FILE PHOTO: Cressida Dick, the Metropolitan Police Commissioner, there is a event on the occasion of the anniversary of the attack on London Bridge in London, Britain, June 3, 2018. (REUTERS photo/Simon Dawson
LONDON (Reuters) – Britain’s most senior police officer on Monday called on the government to create a legal framework for the police use of new technologies, such as artificial intelligence.
Talk live face detection technology, the police in London began using it in January, London’s police chief Cressida Dick, said she welcomed the government’s 2019 at the latest manifesto pledge, to create a legal framework for the police use of new technologies, such as AI, biometrics, and DNA.
“One of the best ways to make sure that it is the police’s use of new and emerging tech in such a way that it has the support of the government in order to enable a regulatory framework that is being discussed by the european Parliament, to be consulted on with the public, and that it will carry out a review of the limits on what the police should or should not use technology,” said Dick.
“Give us the law and we have to work within it,” she added.
Timothy, rejected the evidence that face recognition algorithms that are racially discriminatory in their accuracy rates vary, depending on the color of the skin of the person to be detected.
“We know that there are a number of inexpensive algorithms that have an ethnic bias, but, as I said before, ours is not and, at present, the only difference is that it is a bit more difficult to get with a wild woman for a wild man,” she said.

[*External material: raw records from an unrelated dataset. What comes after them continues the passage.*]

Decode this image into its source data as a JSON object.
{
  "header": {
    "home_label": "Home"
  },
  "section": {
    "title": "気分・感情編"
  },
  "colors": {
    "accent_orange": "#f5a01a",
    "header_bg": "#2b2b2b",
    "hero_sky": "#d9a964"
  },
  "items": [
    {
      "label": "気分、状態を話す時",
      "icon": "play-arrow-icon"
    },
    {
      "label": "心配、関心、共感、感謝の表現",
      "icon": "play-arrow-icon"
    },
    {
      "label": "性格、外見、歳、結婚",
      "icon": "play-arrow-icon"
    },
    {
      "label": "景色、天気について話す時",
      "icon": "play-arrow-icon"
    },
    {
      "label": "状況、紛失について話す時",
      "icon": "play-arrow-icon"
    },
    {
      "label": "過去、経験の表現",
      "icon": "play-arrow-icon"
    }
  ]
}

The London police department’s facial-recognition technology is supplied by NEC, a Japanese company.
Reporting Elizabeth Howcroft; editing by Guy Faulconbridge